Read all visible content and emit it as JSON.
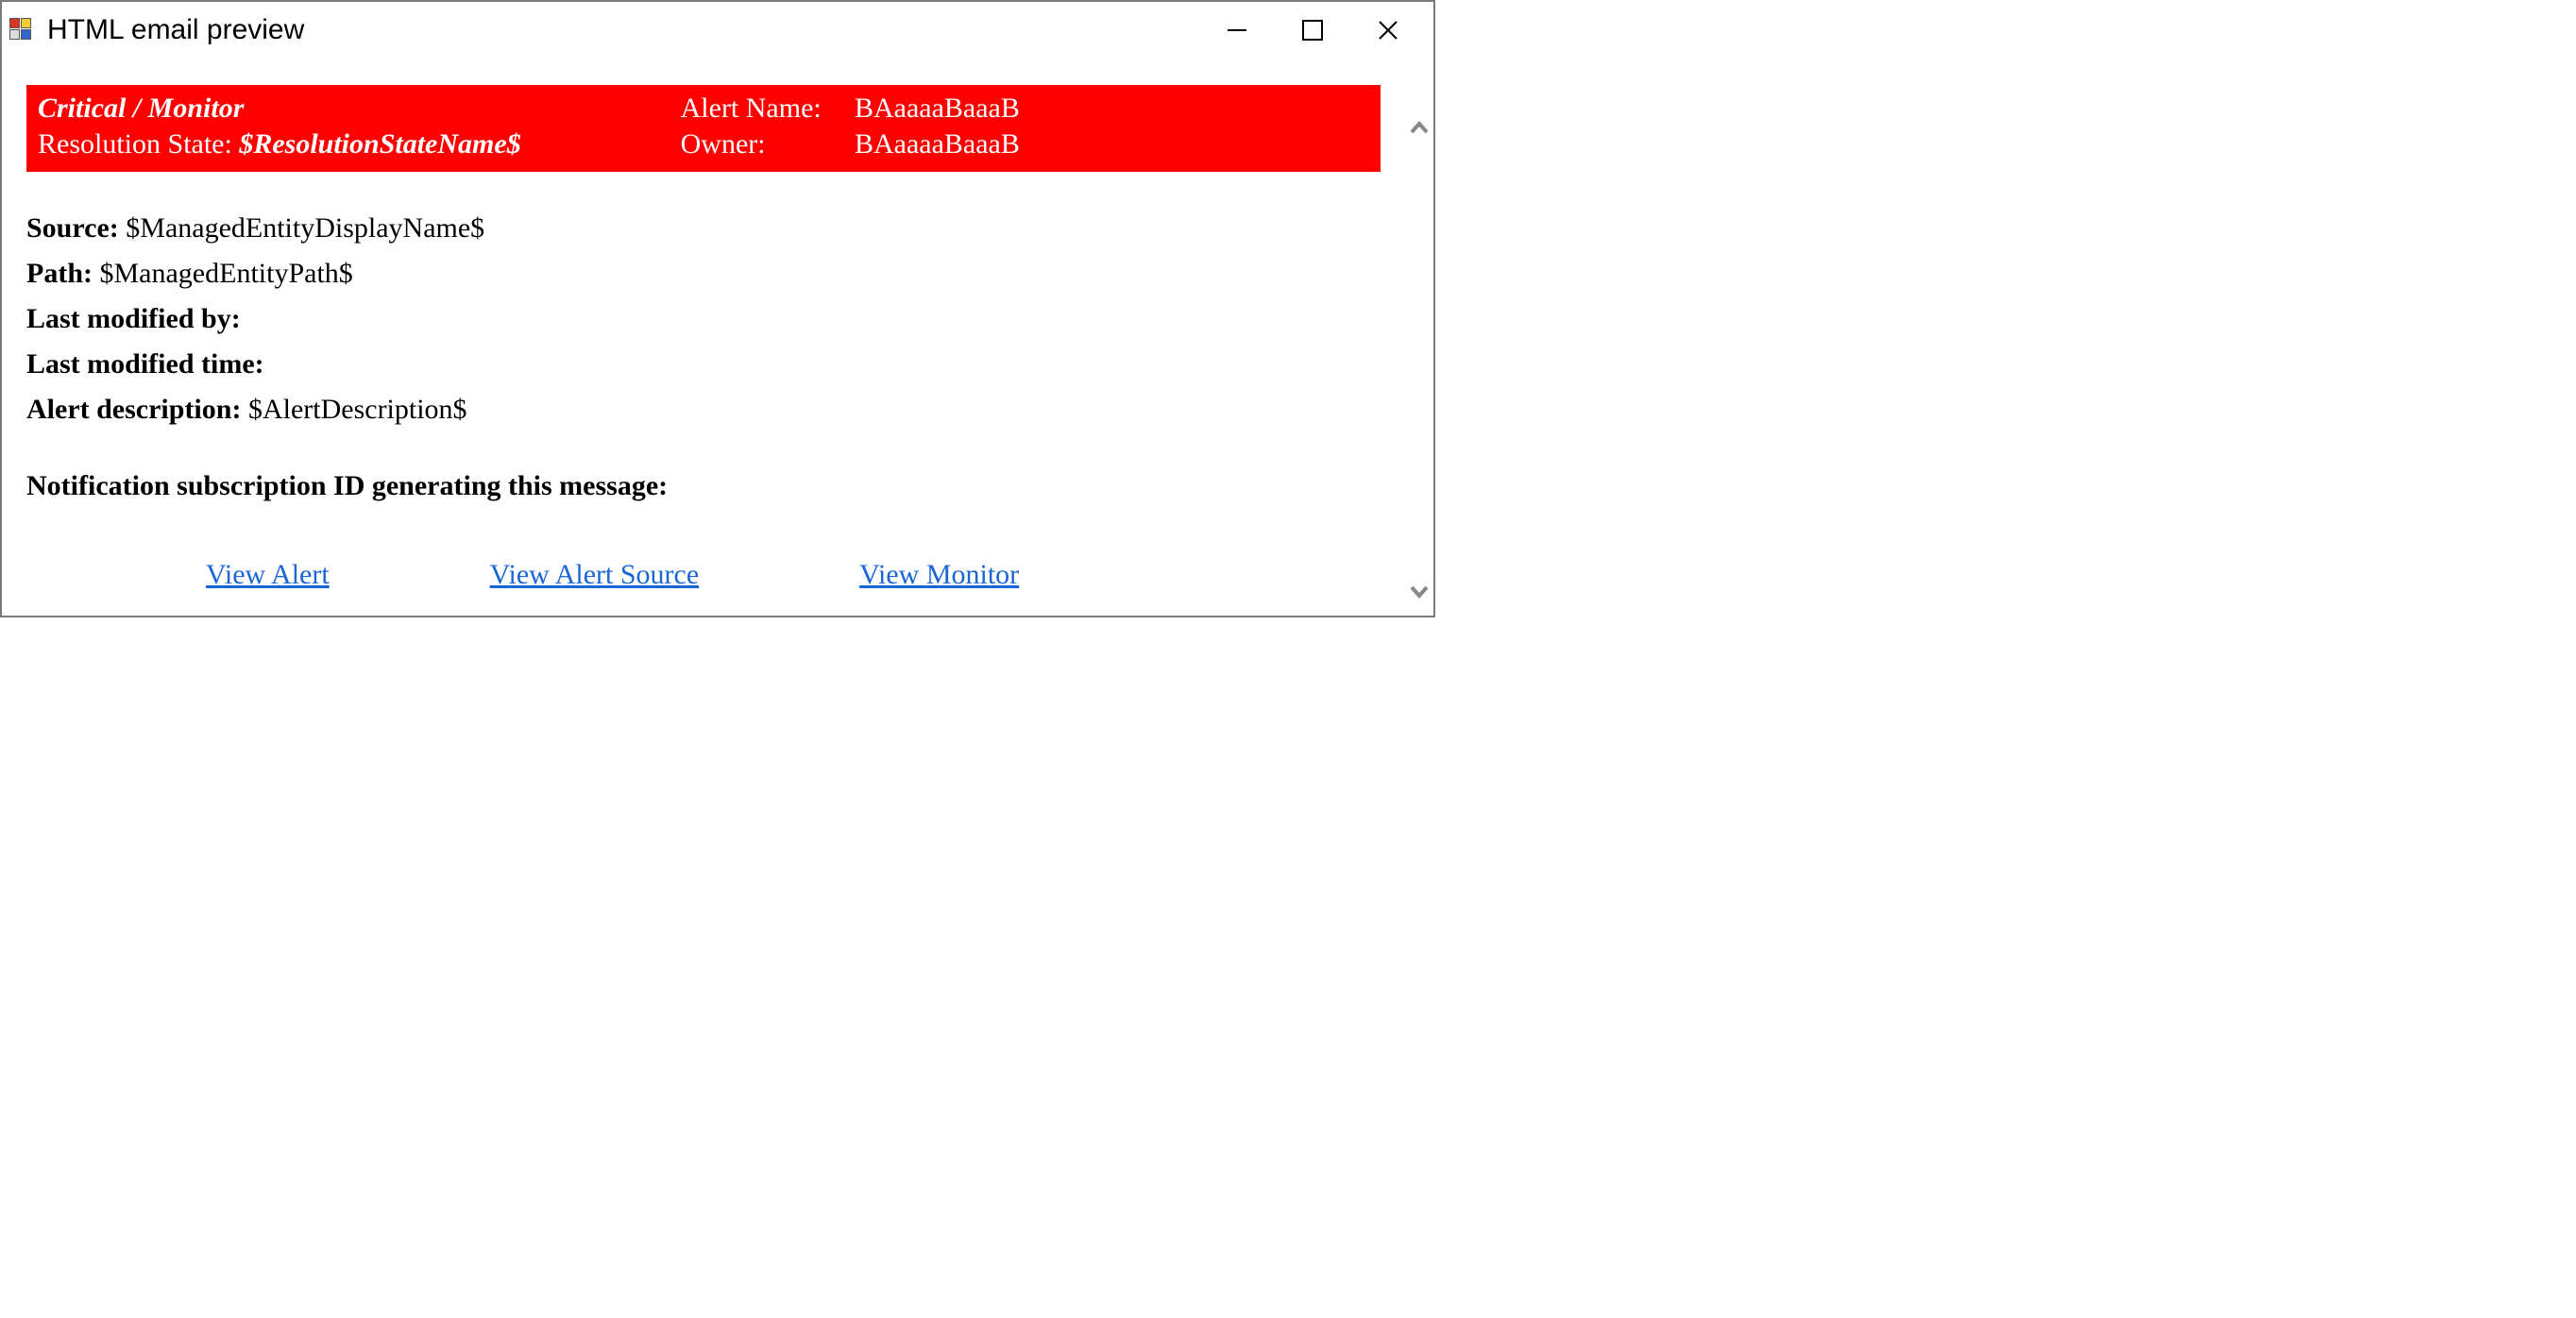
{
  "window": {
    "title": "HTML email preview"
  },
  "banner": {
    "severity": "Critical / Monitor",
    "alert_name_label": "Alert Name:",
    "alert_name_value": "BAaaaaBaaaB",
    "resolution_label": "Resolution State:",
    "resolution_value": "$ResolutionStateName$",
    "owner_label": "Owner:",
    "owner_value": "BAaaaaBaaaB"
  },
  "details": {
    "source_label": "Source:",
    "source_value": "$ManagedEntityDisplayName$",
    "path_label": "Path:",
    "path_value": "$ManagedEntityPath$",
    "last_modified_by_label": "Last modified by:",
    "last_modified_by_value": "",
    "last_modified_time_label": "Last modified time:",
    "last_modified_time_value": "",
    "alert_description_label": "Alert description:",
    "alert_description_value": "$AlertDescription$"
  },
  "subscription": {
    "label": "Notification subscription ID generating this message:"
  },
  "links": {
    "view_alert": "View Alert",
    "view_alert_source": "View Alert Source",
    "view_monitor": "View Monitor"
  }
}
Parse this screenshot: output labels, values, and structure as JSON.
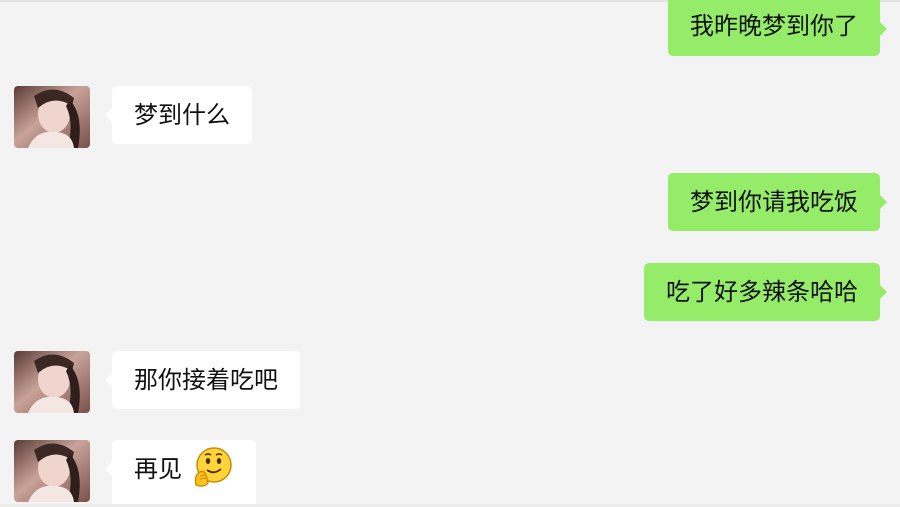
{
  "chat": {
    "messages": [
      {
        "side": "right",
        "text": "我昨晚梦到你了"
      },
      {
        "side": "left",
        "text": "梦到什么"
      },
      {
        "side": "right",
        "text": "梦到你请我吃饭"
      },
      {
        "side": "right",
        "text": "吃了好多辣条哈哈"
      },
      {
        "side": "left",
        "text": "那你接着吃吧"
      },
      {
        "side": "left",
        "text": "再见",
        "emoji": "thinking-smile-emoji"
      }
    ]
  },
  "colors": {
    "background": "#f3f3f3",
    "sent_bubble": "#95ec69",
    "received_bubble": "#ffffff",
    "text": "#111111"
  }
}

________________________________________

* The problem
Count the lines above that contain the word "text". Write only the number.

* Reply to the exercise
7